### Work required
Give the number of lines in these entries that contain the string "count", with no further comment.

Excerpts from an interface dataset
====

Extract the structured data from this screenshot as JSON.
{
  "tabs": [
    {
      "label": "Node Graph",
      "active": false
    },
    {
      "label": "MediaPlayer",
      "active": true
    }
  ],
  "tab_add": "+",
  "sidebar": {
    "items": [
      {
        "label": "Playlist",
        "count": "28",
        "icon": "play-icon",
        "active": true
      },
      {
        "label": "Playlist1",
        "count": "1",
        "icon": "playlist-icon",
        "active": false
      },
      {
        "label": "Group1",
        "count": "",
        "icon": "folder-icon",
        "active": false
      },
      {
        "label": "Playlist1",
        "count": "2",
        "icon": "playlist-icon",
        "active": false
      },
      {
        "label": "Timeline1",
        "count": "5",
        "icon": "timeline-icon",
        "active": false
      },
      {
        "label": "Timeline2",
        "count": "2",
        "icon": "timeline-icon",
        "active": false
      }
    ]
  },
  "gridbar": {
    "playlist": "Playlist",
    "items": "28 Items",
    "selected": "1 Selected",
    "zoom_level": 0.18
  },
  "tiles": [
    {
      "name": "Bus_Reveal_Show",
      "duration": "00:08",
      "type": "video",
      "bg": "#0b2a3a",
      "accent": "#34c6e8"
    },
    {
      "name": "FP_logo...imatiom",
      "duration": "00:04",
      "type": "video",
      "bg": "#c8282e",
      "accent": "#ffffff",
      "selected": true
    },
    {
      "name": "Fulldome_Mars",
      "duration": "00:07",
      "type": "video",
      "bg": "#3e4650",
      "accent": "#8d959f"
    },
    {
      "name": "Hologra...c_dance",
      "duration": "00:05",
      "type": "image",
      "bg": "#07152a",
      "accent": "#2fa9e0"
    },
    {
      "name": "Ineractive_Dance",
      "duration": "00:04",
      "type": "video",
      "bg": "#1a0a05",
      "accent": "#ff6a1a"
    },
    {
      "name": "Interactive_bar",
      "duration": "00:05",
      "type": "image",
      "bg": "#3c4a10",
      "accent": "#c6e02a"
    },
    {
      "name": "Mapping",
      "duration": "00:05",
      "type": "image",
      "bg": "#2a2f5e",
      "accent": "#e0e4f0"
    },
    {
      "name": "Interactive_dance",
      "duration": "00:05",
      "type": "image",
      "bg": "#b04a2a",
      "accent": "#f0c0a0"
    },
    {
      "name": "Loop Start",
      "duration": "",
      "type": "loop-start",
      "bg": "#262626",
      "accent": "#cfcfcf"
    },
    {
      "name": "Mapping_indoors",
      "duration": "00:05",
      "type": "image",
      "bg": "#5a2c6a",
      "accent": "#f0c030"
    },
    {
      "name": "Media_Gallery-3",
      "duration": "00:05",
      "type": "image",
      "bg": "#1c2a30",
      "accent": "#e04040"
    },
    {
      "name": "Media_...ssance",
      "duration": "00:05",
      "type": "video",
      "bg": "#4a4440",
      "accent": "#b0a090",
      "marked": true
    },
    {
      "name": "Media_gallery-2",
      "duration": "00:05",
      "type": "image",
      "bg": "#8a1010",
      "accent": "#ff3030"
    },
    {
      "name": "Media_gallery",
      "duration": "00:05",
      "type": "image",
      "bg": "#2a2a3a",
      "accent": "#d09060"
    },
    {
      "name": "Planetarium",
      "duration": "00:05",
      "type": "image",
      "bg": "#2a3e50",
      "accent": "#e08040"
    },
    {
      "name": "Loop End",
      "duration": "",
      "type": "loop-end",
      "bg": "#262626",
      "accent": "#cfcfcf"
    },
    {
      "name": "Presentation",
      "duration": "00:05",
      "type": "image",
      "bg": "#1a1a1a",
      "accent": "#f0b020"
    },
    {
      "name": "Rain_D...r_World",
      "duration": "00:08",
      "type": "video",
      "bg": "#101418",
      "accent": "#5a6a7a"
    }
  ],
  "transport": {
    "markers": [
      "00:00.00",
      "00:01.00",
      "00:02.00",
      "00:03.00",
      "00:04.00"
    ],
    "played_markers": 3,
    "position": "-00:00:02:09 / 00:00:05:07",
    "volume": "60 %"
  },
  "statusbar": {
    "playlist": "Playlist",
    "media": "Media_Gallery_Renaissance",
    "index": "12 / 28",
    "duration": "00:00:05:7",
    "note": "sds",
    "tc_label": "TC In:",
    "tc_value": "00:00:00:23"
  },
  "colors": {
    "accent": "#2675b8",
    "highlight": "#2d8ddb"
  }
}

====

### Exercise solution
6